Brief — Write the entries below out again without a single difference.

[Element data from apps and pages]

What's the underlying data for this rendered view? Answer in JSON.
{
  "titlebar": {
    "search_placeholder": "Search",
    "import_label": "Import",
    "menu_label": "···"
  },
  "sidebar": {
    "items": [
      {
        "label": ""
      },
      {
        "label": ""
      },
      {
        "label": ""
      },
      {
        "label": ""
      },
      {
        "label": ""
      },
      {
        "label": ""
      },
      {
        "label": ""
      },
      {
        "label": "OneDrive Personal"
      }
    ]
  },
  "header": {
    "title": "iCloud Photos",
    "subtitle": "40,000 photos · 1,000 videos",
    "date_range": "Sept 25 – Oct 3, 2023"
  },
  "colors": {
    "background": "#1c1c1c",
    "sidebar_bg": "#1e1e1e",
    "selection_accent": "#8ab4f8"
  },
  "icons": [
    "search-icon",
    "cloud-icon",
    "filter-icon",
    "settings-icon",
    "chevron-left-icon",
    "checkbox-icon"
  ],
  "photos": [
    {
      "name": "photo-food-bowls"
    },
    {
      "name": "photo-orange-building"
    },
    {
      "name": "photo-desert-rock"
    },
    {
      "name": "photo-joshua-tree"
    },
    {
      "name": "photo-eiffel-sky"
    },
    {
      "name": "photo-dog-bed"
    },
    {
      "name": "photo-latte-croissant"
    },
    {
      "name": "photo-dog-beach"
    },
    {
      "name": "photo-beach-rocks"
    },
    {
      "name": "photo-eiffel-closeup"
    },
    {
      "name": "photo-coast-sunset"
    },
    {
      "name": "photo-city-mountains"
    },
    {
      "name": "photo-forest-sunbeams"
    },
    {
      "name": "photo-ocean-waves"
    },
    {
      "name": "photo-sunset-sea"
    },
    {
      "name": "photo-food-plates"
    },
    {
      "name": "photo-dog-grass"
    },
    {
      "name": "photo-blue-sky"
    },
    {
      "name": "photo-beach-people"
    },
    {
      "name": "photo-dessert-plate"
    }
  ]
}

Result of the task —
What's the underlying data for this rendered view? Answer in JSON.
{
  "titlebar": {
    "search_placeholder": "Search",
    "import_label": "Import",
    "menu_label": "···"
  },
  "sidebar": {
    "items": [
      {
        "label": ""
      },
      {
        "label": ""
      },
      {
        "label": ""
      },
      {
        "label": ""
      },
      {
        "label": ""
      },
      {
        "label": ""
      },
      {
        "label": ""
      },
      {
        "label": "OneDrive Personal"
      }
    ]
  },
  "header": {
    "title": "iCloud Photos",
    "subtitle": "40,000 photos · 1,000 videos",
    "date_range": "Sept 25 – Oct 3, 2023"
  },
  "colors": {
    "background": "#1c1c1c",
    "sidebar_bg": "#1e1e1e",
    "selection_accent": "#8ab4f8"
  },
  "icons": [
    "search-icon",
    "cloud-icon",
    "filter-icon",
    "settings-icon",
    "chevron-left-icon",
    "checkbox-icon"
  ],
  "photos": [
    {
      "name": "photo-food-bowls"
    },
    {
      "name": "photo-orange-building"
    },
    {
      "name": "photo-desert-rock"
    },
    {
      "name": "photo-joshua-tree"
    },
    {
      "name": "photo-eiffel-sky"
    },
    {
      "name": "photo-dog-bed"
    },
    {
      "name": "photo-latte-croissant"
    },
    {
      "name": "photo-dog-beach"
    },
    {
      "name": "photo-beach-rocks"
    },
    {
      "name": "photo-eiffel-closeup"
    },
    {
      "name": "photo-coast-sunset"
    },
    {
      "name": "photo-city-mountains"
    },
    {
      "name": "photo-forest-sunbeams"
    },
    {
      "name": "photo-ocean-waves"
    },
    {
      "name": "photo-sunset-sea"
    },
    {
      "name": "photo-food-plates"
    },
    {
      "name": "photo-dog-grass"
    },
    {
      "name": "photo-blue-sky"
    },
    {
      "name": "photo-beach-people"
    },
    {
      "name": "photo-dessert-plate"
    }
  ]
}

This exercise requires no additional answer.